** Task to complete **
List the lines of this listing that hold the word "checked".

** Extracted information **
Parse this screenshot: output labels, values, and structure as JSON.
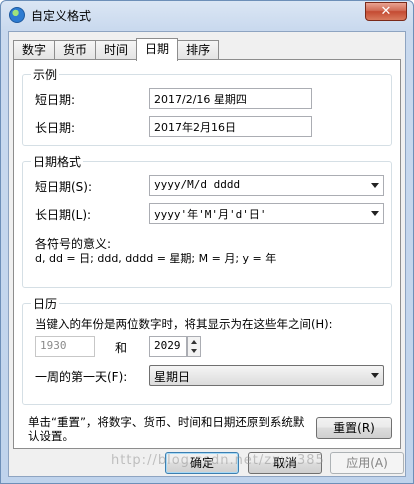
{
  "window": {
    "title": "自定义格式",
    "close_label": "✕"
  },
  "tabs": [
    {
      "label": "数字",
      "active": false
    },
    {
      "label": "货币",
      "active": false
    },
    {
      "label": "时间",
      "active": false
    },
    {
      "label": "日期",
      "active": true
    },
    {
      "label": "排序",
      "active": false
    }
  ],
  "example": {
    "legend": "示例",
    "short_label": "短日期:",
    "short_value": "2017/2/16 星期四",
    "long_label": "长日期:",
    "long_value": "2017年2月16日"
  },
  "date_format": {
    "legend": "日期格式",
    "short_label": "短日期(S):",
    "short_value": "yyyy/M/d dddd",
    "long_label": "长日期(L):",
    "long_value": "yyyy'年'M'月'd'日'",
    "symbols_title": "各符号的意义:",
    "symbols_desc": "d, dd = 日;  ddd, dddd = 星期;  M = 月;  y = 年"
  },
  "calendar": {
    "legend": "日历",
    "two_digit_desc": "当键入的年份是两位数字时，将其显示为在这些年之间(H):",
    "from_year": "1930",
    "and_label": "和",
    "to_year": "2029",
    "first_day_label": "一周的第一天(F):",
    "first_day_value": "星期日"
  },
  "reset": {
    "desc": "单击“重置”，将数字、货币、时间和日期还原到系统默认设置。",
    "button": "重置(R)"
  },
  "footer": {
    "ok": "确定",
    "cancel": "取消",
    "apply": "应用(A)"
  },
  "watermark": "http://blog.csdn.net/zxy_385"
}
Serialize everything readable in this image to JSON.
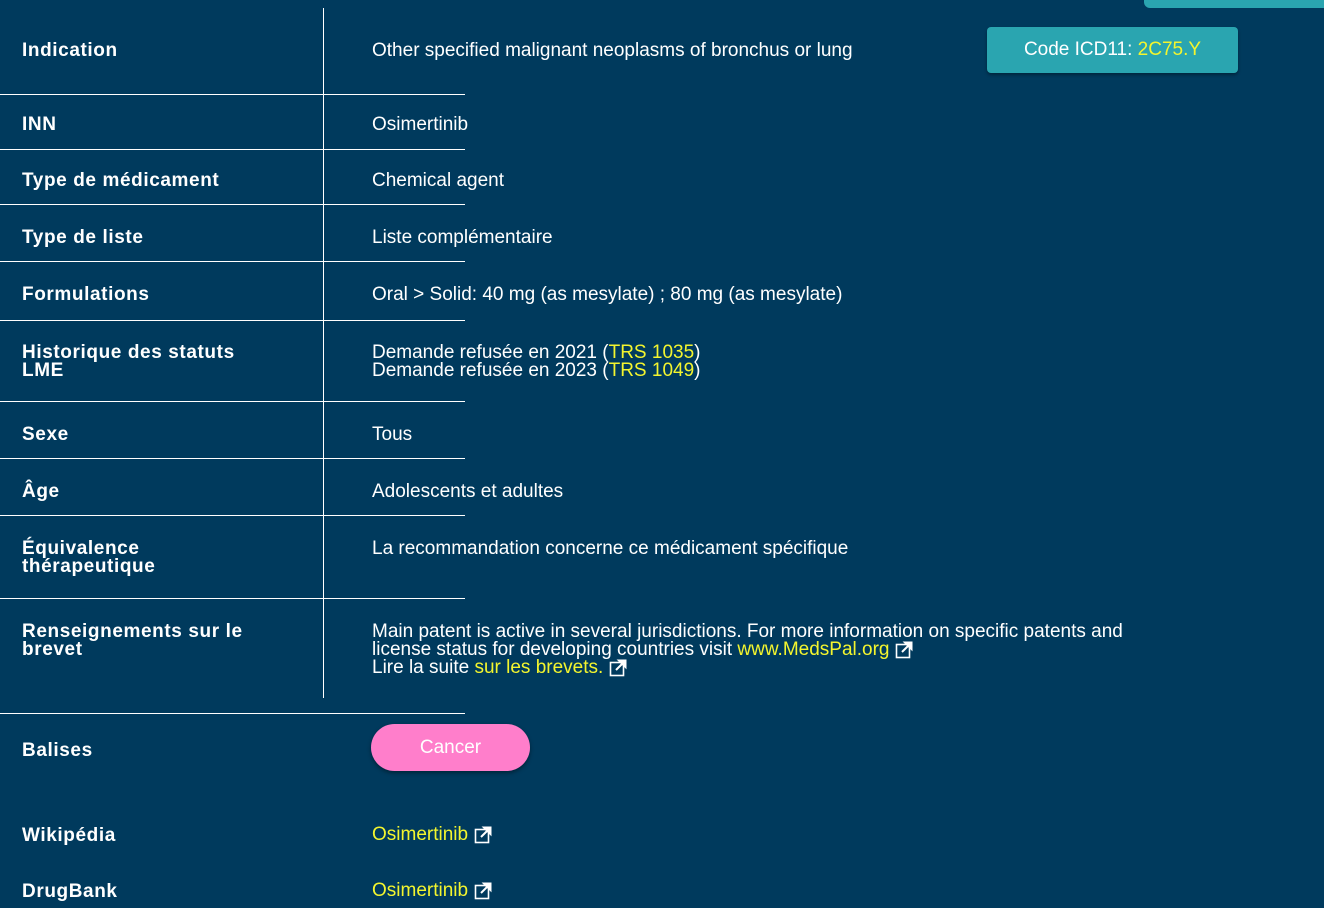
{
  "rows": {
    "indication": {
      "label": "Indication",
      "value": "Other specified malignant neoplasms of bronchus or lung"
    },
    "inn": {
      "label": "INN",
      "value": "Osimertinib"
    },
    "type_med": {
      "label": "Type de médicament",
      "value": "Chemical agent"
    },
    "type_liste": {
      "label": "Type de liste",
      "value": "Liste complémentaire"
    },
    "formulations": {
      "label": "Formulations",
      "value": "Oral > Solid: 40 mg (as mesylate) ; 80 mg (as mesylate)"
    },
    "historique": {
      "label_line1": "Historique des statuts",
      "label_line2": "LME",
      "line1_text": "Demande refusée en 2021 (",
      "line1_link": "TRS 1035",
      "line1_close": ")",
      "line2_text": "Demande refusée en 2023 (",
      "line2_link": "TRS 1049",
      "line2_close": ")"
    },
    "sexe": {
      "label": "Sexe",
      "value": "Tous"
    },
    "age": {
      "label": "Âge",
      "value": "Adolescents et adultes"
    },
    "equivalence": {
      "label_line1": "Équivalence",
      "label_line2": "thérapeutique",
      "value": "La recommandation concerne ce médicament spécifique"
    },
    "brevet": {
      "label_line1": "Renseignements sur le",
      "label_line2": "brevet",
      "line1": "Main patent is active in several jurisdictions. For more information on specific patents and",
      "line2_text": "license status for developing countries visit ",
      "line2_link": "www.MedsPal.org",
      "line3_text": "Lire la suite ",
      "line3_link": "sur les brevets."
    },
    "balises": {
      "label": "Balises",
      "tag": "Cancer"
    },
    "wikipedia": {
      "label": "Wikipédia",
      "link": "Osimertinib"
    },
    "drugbank": {
      "label": "DrugBank",
      "link": "Osimertinib"
    }
  },
  "icd": {
    "prefix": "Code ICD11: ",
    "code": "2C75.Y"
  },
  "colors": {
    "background": "#003a5d",
    "accent_teal": "#2aa5b0",
    "link_yellow": "#f3f52e",
    "tag_pink": "#ff7ecb"
  },
  "icons": {
    "external_link": "external-link-icon"
  }
}
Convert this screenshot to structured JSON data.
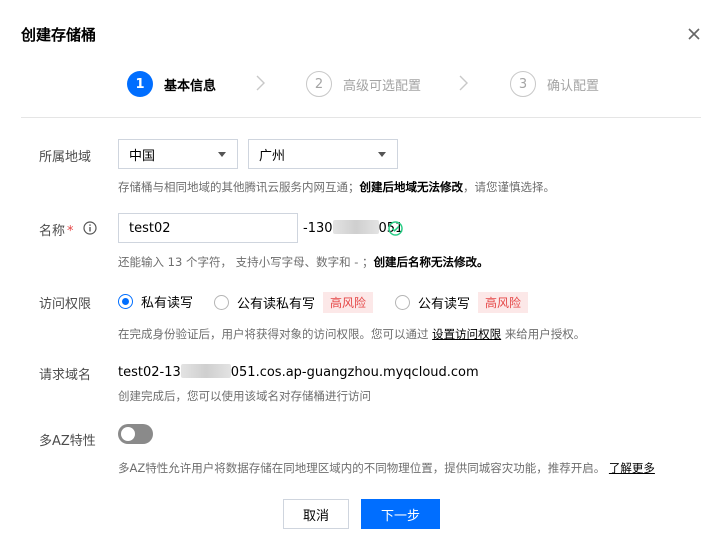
{
  "dialog": {
    "title": "创建存储桶",
    "close_icon": "close-icon"
  },
  "steps": [
    {
      "number": "1",
      "label": "基本信息",
      "state": "active"
    },
    {
      "number": "2",
      "label": "高级可选配置",
      "state": "inactive"
    },
    {
      "number": "3",
      "label": "确认配置",
      "state": "inactive"
    }
  ],
  "region": {
    "label": "所属地域",
    "country_value": "中国",
    "city_value": "广州",
    "hint_prefix": "存储桶与相同地域的其他腾讯云服务内网互通；",
    "hint_bold": "创建后地域无法修改",
    "hint_suffix": "，请您谨慎选择。"
  },
  "name": {
    "label": "名称",
    "required_mark": "*",
    "info_icon": "info-icon",
    "value": "test02",
    "suffix_prefix": "-130",
    "suffix_end": "051",
    "valid_icon": "check-circle-icon",
    "hint_prefix": "还能输入 13 个字符， 支持小写字母、数字和 - ；",
    "hint_bold": "创建后名称无法修改。"
  },
  "access": {
    "label": "访问权限",
    "options": [
      {
        "label": "私有读写",
        "checked": true,
        "risk": ""
      },
      {
        "label": "公有读私有写",
        "checked": false,
        "risk": "高风险"
      },
      {
        "label": "公有读写",
        "checked": false,
        "risk": "高风险"
      }
    ],
    "hint_prefix": "在完成身份验证后，用户将获得对象的访问权限。您可以通过",
    "hint_link": "设置访问权限",
    "hint_suffix": "来给用户授权。"
  },
  "domain": {
    "label": "请求域名",
    "value_prefix": "test02-13",
    "value_suffix": "051.cos.ap-guangzhou.myqcloud.com",
    "hint": "创建完成后，您可以使用该域名对存储桶进行访问"
  },
  "multi_az": {
    "label": "多AZ特性",
    "enabled": false,
    "hint": "多AZ特性允许用户将数据存储在同地理区域内的不同物理位置，提供同城容灾功能，推荐开启。",
    "link": "了解更多"
  },
  "buttons": {
    "cancel": "取消",
    "next": "下一步"
  },
  "colors": {
    "primary": "#006eff",
    "danger": "#e54545",
    "success": "#29cc85"
  }
}
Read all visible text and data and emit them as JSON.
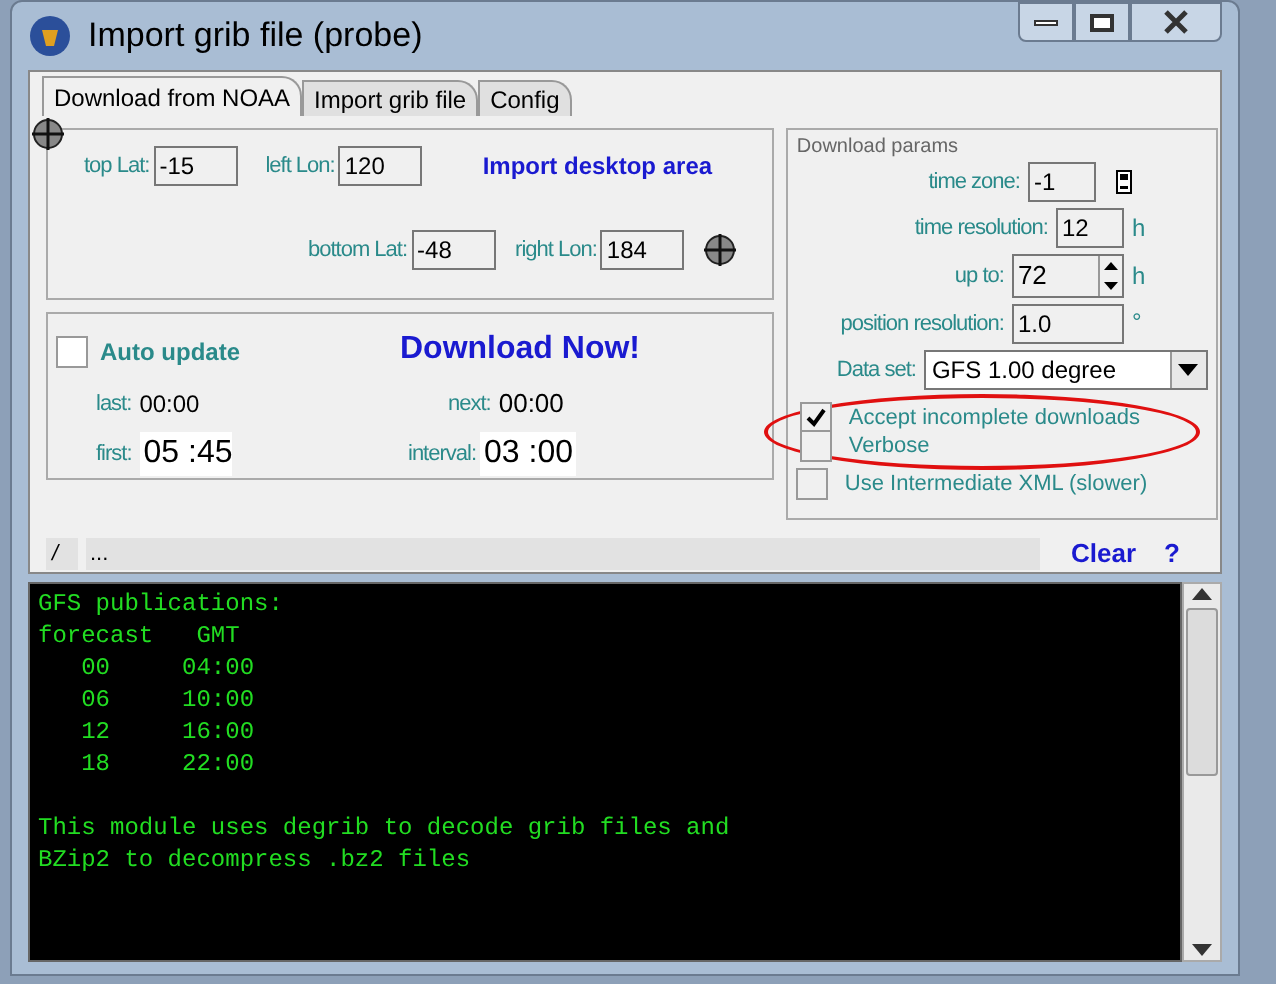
{
  "window": {
    "title": "Import grib file (probe)"
  },
  "tabs": [
    {
      "label": "Download from NOAA",
      "selected": true
    },
    {
      "label": "Import grib file",
      "selected": false
    },
    {
      "label": "Config",
      "selected": false
    }
  ],
  "area": {
    "fields": [
      {
        "label": "top Lat:",
        "value": "-15"
      },
      {
        "label": "left Lon:",
        "value": "120"
      },
      {
        "label": "bottom Lat:",
        "value": "-48"
      },
      {
        "label": "right Lon:",
        "value": "184"
      }
    ],
    "import_link": "Import desktop area"
  },
  "auto": {
    "checkbox": {
      "label": "Auto update",
      "checked": false
    },
    "download": "Download Now!",
    "last_label": "last:",
    "last": "00:00",
    "next_label": "next:",
    "next": "00:00",
    "first_label": "first:",
    "first": "05 :45",
    "interval_label": "interval:",
    "interval": "03 :00"
  },
  "params": {
    "title": "Download params",
    "time_zone": {
      "label": "time zone:",
      "value": "-1"
    },
    "time_resolution": {
      "label": "time resolution:",
      "value": "12",
      "unit": "h"
    },
    "up_to": {
      "label": "up to:",
      "value": "72",
      "unit": "h"
    },
    "position_resolution": {
      "label": "position resolution:",
      "value": "1.0",
      "unit": "°"
    },
    "data_set": {
      "label": "Data set:",
      "value": "GFS 1.00 degree"
    },
    "options": [
      {
        "label": "Accept incomplete downloads",
        "checked": true
      },
      {
        "label": "Verbose",
        "checked": false
      },
      {
        "label": "Use Intermediate XML (slower)",
        "checked": false
      }
    ]
  },
  "status": {
    "indicator": "/",
    "text": "...",
    "clear": "Clear",
    "help": "?"
  },
  "console": {
    "paragraphs": [
      [
        "GFS publications:",
        "forecast   GMT",
        "   00     04:00",
        "   06     10:00",
        "   12     16:00",
        "   18     22:00"
      ],
      [
        "This module uses degrib to decode grib files and",
        "BZip2 to decompress .bz2 files"
      ]
    ]
  }
}
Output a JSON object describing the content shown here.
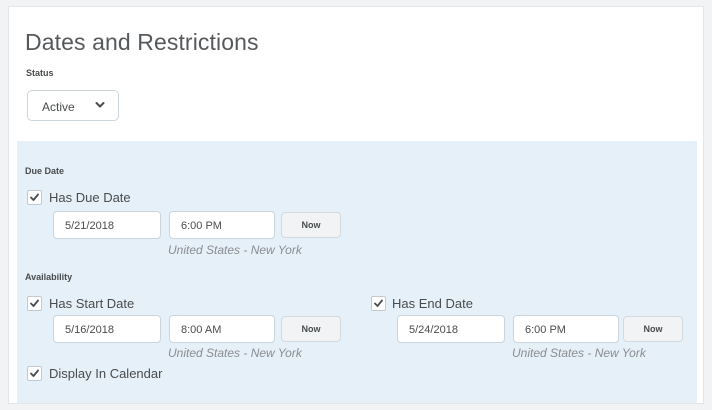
{
  "page_title": "Dates and Restrictions",
  "status": {
    "label": "Status",
    "selected": "Active"
  },
  "due_date": {
    "section_label": "Due Date",
    "checkbox_label": "Has Due Date",
    "checked": true,
    "date": "5/21/2018",
    "time": "6:00 PM",
    "now_label": "Now",
    "timezone": "United States - New York"
  },
  "availability": {
    "section_label": "Availability",
    "start": {
      "checkbox_label": "Has Start Date",
      "checked": true,
      "date": "5/16/2018",
      "time": "8:00 AM",
      "now_label": "Now",
      "timezone": "United States - New York"
    },
    "end": {
      "checkbox_label": "Has End Date",
      "checked": true,
      "date": "5/24/2018",
      "time": "6:00 PM",
      "now_label": "Now",
      "timezone": "United States - New York"
    },
    "display_calendar": {
      "checkbox_label": "Display In Calendar",
      "checked": true
    }
  },
  "colors": {
    "section_background": "#e6f0f8",
    "text": "#494c4e",
    "timezone_text": "#8a8d91"
  }
}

** Exercise result **
        "checked": true,
        "checked": false,
        "checked": false,
      "checked": false
        "checked": true
        "checked": false
        "checked": false
    "checked": true,
      "checked": true,
      "checked": true,
      "checked": true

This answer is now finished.